Four Failures And A Wedding

Recently I was asked how I can justify criticizing online fans for making personal attacks on creators, yet do these Sonichu reviews. It's probably because I'm not really insulting Christian Weston Chandler, or denying him any professional or personal respect due. I'm not evaluating his comic critically so much as analyzing the Chris-Chan phenomenon, trying to draw some kind of meaning from the trip into one man's personal hell that is Sonichu. Nothing I could say or do would demean Chandler any more than he already demeans himself.

A good example of said self-demeaning is Sonichu Episode 12, titled "My Best Friend's Cherokian Wedding". In a rare move of internal consistency, Chandler has acknowledged the continued existence of Sarah Hammer, his childhood friend, unrequited infatuation, and super-furry comrade from earlier installments. Fortunately for the real-world Sarah, she's moved on with her life and has married a new man (having broken up with Wes Iseli, a.k.a. the evil Wes-Li Sonichu from the Wasabi Clan). Unfortunately for the real-world Sarah, the ceremony has been pulled into CWCVille, and interpreted through Chandler's arrested egotism.

At least Chris-Chan has stopped hitting on Sarah, but that's because he has a new sweetheart, one Megan Schroder. In real life, Megan was a girl he met at card game tournaments who was willing to be friends with him, but not go any further. Chandler repeatedly ignored her wishes, working her into his comic, getting inappropriately touch with her, and even putting erotic artwork of the two online (the latter being the final nail in the coffin, obviously). This comic was made when Chandler was infatuated with Megan, so he's deliberately worked Megan's interests into Sonichu in order to impress her-- not only does everyone now have anime-style eyes, but Chris-Chan uses Yu-Gi-Oh cards as weapons against his enemies, and has even cast bit characters (such as Sarah's husband-to-be) as Yu-Gi-Oh monsters. This doesn't particularly disrupt the flow of the narrative (such as it is), because everything in Sonichu is already filtered through the lens of Chris-Chan's childhood fandoms, despite dealing with his struggle against growing up. It's likely that Chandler simply didn't bother with drawing from a photo of Jack Spicer, instead tracing a Yu-Gi-Oh card within his immediate grasp.

I have never played Yu-Gi-Oh and have only seen a few episodes of the anime, so I can't speak to how badly he's mauled the source material.

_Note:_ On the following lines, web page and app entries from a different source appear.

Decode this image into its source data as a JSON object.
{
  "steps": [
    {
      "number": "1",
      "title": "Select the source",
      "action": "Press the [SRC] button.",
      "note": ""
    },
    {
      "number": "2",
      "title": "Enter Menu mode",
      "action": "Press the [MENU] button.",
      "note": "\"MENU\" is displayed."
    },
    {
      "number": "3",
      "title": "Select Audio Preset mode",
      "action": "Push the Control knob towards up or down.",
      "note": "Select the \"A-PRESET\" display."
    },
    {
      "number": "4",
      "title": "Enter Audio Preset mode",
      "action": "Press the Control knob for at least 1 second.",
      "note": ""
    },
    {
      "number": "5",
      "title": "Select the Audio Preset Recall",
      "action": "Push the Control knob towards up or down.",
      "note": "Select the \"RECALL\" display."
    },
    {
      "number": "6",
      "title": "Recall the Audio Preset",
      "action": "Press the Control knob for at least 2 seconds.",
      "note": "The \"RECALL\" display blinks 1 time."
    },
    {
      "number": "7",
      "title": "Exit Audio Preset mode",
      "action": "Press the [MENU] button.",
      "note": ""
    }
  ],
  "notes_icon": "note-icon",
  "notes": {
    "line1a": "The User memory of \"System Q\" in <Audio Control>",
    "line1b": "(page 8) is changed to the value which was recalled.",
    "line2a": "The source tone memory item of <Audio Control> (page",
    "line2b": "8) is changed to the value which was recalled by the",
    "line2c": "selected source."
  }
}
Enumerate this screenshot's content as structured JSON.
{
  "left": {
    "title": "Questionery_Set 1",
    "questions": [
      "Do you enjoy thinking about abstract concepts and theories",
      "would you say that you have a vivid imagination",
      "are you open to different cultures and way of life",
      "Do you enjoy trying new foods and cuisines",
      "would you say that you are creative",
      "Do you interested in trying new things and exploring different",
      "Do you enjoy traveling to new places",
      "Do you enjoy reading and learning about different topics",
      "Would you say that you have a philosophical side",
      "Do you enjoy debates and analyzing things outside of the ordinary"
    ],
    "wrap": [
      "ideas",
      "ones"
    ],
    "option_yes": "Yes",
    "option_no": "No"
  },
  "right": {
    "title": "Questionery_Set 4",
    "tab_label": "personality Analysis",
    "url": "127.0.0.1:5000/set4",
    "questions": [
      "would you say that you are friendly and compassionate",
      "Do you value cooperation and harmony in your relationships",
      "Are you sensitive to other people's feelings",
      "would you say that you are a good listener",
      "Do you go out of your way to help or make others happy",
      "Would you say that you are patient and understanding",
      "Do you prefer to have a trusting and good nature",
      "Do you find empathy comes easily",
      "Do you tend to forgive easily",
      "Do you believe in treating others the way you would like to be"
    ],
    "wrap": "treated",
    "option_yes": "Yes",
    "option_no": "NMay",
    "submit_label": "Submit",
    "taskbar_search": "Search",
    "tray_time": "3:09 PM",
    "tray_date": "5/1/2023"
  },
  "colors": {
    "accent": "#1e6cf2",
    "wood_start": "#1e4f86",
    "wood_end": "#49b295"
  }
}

What is clear to everyone else, however, is that a fantasy card game does not offer one the tools to negotiate relationships and deal with developmental milestones. Here, Chandler has set up circumstances so there's a clear villain (Wes-Li Sonichu, crashing his ex's wedding to kidnap her), and a clear method to take him down. It also is supposed Chandler look good, for not doing what Wes-Li is doing despite being similarly obsessed with Sarah. Finally, the acknowledgement of Chandler's heroism gives him hope from the cast that he'll one day get a girlfriend-- Megan (as Sailor Megtune, with Sailor Moon-type powers and an anthropomorphic skunk sidekick named Megagi) rescues him from a defeat at the hands of Wes-Li, and Sarah gives him her blessing, throwing the bouqet of flowers to him in the hopes that he'll one day be getting married (and hoping that it'll be to Megan).

Megan, being a young woman with a reasonable grasp on reality, wasn't won over by being inserted into a newly anime-ized Sonichu comic as the protagonist's (eventual?) love interest. It just got worse from there.

I should also note that Wes-Li calls Chris-Chan an autistic freak, despite the fact that Chandler's avatar does not associate with autism in any way, shape, or form. This is true for Chandler's own understanding of autism as well; he hasn't bothered to actually negotiate or even understand what it means. All he admits is that it's a label that can be blamed for everything that doesn't go well in his life.